cover of All This & More by Peng Shepherd

All This & More by Peng Shepherd

Shepard (The Cartographers and The Book of M) is giving us a sci-fi What-If? exploration that has elements of the Choose Your Own Adventure stories we loved back in the day.

Marsh is 45 and feels like an abject failure. Her daughter is distant, her love life is nonexistent, and she feels she missed her chance at a dream job. But then she wins a chance to change everything: she’s been chosen to star in a popular reality show that uses quantum technology to allow contestants to change their pasts, and their futures by extension. But as she works on becoming a famous lawyer, getting back with her high school boo thing, and travels, she starts to feel like something ain’t right. This gets bonus fun points since readers get to choose what happens to Marsh throughout.

unbecoming book cover

Unbecoming by Seema Yasmin
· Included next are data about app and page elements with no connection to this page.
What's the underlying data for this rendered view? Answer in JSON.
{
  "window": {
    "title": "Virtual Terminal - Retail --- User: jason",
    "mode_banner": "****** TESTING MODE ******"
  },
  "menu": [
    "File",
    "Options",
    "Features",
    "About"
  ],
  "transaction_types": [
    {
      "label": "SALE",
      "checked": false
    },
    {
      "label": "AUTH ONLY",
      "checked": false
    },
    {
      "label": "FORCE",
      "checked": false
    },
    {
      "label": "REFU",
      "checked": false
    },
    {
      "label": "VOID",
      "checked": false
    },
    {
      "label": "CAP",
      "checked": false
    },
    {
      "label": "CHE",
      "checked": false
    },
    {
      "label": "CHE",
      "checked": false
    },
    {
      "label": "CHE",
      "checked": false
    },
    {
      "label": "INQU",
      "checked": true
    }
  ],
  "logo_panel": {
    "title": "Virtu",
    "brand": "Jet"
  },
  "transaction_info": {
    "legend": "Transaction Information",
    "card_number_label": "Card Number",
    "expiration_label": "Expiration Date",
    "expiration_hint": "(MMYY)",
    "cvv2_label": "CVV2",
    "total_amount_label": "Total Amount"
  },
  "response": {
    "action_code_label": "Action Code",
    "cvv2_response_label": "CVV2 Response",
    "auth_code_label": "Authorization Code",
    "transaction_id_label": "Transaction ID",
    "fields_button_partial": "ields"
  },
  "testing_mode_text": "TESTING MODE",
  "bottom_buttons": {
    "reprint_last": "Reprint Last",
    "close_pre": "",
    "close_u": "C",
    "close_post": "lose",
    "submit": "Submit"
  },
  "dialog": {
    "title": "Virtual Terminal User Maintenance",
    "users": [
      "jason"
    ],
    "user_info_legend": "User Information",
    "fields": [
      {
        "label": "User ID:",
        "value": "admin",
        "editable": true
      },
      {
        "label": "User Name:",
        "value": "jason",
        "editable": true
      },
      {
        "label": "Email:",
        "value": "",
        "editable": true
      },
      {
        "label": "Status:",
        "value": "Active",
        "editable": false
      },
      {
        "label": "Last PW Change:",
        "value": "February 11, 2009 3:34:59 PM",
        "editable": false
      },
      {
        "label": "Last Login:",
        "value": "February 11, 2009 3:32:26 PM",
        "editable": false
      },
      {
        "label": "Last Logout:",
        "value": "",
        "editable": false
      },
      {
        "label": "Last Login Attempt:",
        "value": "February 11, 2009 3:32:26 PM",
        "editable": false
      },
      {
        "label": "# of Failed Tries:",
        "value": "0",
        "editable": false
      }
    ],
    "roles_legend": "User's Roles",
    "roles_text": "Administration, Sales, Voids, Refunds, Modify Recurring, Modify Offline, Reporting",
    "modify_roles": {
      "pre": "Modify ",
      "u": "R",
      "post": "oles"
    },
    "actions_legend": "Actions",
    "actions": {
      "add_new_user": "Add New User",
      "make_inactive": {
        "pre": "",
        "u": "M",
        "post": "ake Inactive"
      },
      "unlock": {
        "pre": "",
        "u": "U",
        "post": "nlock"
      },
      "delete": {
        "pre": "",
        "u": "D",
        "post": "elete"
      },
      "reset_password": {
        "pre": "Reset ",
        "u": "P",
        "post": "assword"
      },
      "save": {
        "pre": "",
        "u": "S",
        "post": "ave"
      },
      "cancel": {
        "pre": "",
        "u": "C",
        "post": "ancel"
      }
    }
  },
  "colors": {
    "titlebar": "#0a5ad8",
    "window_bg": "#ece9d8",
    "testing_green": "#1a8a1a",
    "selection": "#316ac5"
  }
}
I’m bummed to say it, but Unbecoming low-key feels like a how-to guide for the near future. In it, Muslim teens Laylah and Noor are high school students who are working on a guide to getting abortions in Texas, since they’ve been made illegal. We’re treated to little jokey-jokes here and there as we follow Noor and Laylah’s fight for the right to choose, even when things like mosque politics and the complications of underground abortion clinic networks muddy things.

a tan-skinned abstract femme figure in a wheelchair, which sits in a bed of flowers
Image courtesy of kenzistudioco on Etsy

Get this gorgeous artwork of a wheelchair goddess for $12+!

More New BIPOC Releases:

This Great Hemisphere by Mateo Askaripour

The Coin by Yasmin Zaher

Toward Eternity by Anton Hur

*The List Continues Below for All-Access Members*

The comments section is moderated according to our community guidelines. Please check them out so we can maintain a safe and supportive community of readers.

Leave a comment

Become an All Access subscriber to add comments.